> Work request
If a line in the records below contains the word "glyph", copy it out.

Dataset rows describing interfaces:
——————————
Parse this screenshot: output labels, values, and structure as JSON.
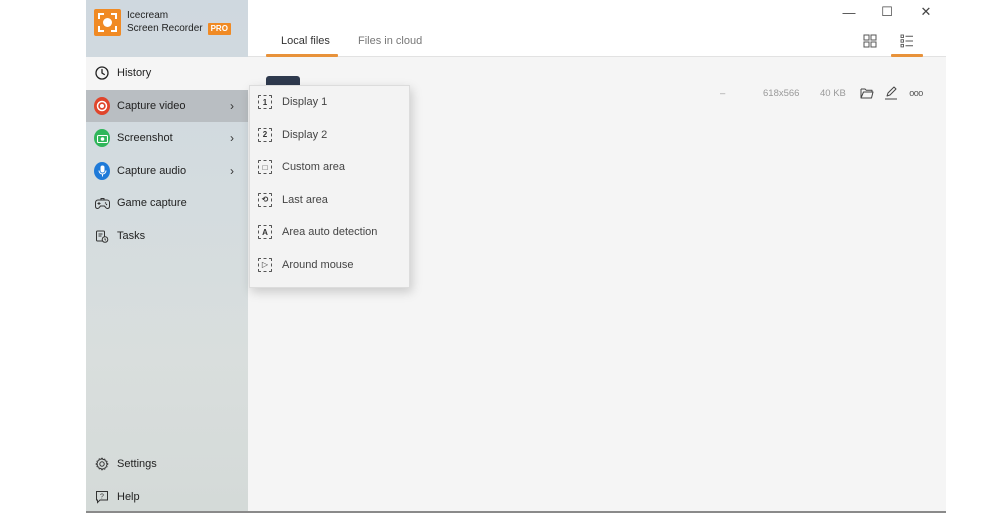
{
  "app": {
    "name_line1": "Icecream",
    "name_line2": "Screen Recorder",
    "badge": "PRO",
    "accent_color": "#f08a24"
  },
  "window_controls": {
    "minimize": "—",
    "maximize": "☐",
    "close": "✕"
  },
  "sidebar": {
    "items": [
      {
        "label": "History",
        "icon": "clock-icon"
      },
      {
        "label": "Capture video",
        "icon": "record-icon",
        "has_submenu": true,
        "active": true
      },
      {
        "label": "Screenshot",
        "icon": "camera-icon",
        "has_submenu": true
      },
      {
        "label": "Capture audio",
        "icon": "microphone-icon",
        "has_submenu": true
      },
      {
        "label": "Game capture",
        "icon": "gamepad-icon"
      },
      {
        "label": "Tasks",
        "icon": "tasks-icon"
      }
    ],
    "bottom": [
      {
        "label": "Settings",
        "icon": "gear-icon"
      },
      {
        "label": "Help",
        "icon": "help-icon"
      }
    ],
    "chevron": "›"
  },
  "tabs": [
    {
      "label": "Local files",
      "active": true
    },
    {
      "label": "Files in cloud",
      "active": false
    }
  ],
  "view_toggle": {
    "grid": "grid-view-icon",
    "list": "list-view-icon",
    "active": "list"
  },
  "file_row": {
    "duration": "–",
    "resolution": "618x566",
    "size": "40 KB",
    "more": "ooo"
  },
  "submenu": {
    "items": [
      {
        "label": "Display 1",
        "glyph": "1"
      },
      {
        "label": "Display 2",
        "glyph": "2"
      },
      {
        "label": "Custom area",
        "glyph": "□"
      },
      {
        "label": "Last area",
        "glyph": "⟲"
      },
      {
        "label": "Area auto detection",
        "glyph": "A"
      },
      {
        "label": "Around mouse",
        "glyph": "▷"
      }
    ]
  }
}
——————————
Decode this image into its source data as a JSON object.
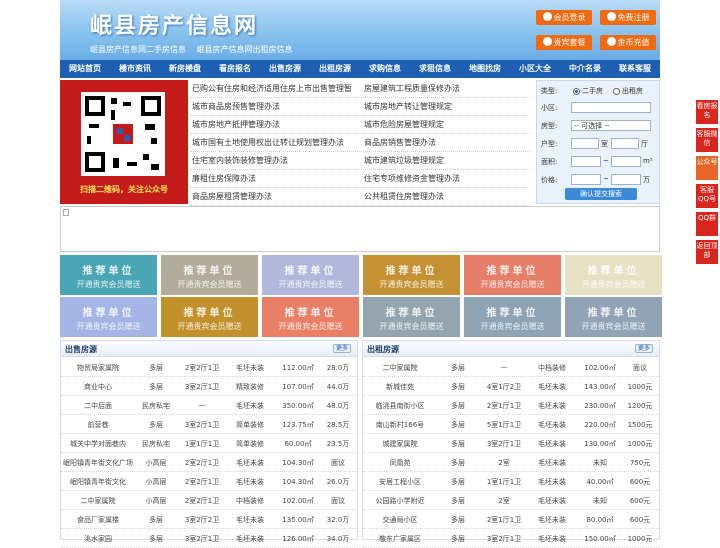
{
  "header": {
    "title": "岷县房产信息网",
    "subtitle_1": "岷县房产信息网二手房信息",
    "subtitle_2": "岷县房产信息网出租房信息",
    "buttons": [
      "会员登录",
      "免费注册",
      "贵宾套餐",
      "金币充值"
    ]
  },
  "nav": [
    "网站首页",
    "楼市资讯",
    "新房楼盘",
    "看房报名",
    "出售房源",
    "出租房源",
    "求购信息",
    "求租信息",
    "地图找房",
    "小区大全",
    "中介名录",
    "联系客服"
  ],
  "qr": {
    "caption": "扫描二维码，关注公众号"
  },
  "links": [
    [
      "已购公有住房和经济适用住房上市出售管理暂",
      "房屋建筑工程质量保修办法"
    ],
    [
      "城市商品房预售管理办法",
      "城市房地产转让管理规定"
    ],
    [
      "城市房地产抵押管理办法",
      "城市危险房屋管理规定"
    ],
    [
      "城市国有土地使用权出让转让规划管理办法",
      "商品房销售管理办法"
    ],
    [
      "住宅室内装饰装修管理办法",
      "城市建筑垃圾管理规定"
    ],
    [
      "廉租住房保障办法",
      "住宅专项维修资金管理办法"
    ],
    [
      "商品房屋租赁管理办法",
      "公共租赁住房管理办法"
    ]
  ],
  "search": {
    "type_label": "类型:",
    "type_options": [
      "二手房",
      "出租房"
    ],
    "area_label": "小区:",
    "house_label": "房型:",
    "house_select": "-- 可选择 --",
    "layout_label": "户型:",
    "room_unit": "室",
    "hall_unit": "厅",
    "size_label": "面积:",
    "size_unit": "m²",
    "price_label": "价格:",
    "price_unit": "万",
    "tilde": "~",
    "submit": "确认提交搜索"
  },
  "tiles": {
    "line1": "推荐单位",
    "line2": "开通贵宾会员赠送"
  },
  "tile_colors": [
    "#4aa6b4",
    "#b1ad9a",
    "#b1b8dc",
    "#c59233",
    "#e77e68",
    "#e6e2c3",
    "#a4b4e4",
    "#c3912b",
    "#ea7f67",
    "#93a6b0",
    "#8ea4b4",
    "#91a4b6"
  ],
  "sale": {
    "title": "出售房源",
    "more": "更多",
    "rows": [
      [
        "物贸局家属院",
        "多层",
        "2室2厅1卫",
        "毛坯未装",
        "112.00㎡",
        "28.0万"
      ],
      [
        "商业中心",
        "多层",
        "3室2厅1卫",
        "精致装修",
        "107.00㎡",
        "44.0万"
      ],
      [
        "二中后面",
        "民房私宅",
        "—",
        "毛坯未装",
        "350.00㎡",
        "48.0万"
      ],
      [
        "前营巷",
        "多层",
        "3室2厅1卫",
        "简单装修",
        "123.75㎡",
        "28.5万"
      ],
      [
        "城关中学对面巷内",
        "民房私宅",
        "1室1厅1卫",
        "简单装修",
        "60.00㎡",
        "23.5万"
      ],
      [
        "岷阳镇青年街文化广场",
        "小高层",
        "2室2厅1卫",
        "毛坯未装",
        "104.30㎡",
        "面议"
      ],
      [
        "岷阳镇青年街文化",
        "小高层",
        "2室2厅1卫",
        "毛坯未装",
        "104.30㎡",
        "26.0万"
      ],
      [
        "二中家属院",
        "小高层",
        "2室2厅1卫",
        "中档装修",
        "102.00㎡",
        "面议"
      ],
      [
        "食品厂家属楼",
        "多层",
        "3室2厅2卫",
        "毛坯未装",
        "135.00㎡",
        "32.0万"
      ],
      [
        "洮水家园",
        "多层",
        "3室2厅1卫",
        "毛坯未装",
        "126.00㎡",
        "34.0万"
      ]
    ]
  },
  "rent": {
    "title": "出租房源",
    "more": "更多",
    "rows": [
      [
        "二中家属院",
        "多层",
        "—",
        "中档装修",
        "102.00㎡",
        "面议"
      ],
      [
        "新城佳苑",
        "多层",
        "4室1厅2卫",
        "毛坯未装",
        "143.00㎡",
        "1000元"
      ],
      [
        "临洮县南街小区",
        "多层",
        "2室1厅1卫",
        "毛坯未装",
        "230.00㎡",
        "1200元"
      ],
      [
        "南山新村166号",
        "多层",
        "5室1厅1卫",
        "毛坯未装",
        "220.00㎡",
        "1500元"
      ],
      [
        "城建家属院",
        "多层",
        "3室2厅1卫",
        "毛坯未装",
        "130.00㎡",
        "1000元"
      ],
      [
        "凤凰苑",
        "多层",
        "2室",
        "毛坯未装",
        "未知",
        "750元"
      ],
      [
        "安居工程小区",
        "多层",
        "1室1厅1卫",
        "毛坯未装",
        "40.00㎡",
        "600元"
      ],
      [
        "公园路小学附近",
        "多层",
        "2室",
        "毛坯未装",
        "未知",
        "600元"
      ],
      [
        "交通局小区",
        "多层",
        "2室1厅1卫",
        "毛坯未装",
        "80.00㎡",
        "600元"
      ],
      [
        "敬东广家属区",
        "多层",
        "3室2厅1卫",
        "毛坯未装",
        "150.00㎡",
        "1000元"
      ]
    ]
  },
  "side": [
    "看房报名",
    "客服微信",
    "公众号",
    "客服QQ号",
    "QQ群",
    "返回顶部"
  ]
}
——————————
> Solved exercise
        "glyph": "1"
        "glyph": "2"
        "glyph": "□"
        "glyph": "⟲"
        "glyph": "A"
        "glyph": "▷"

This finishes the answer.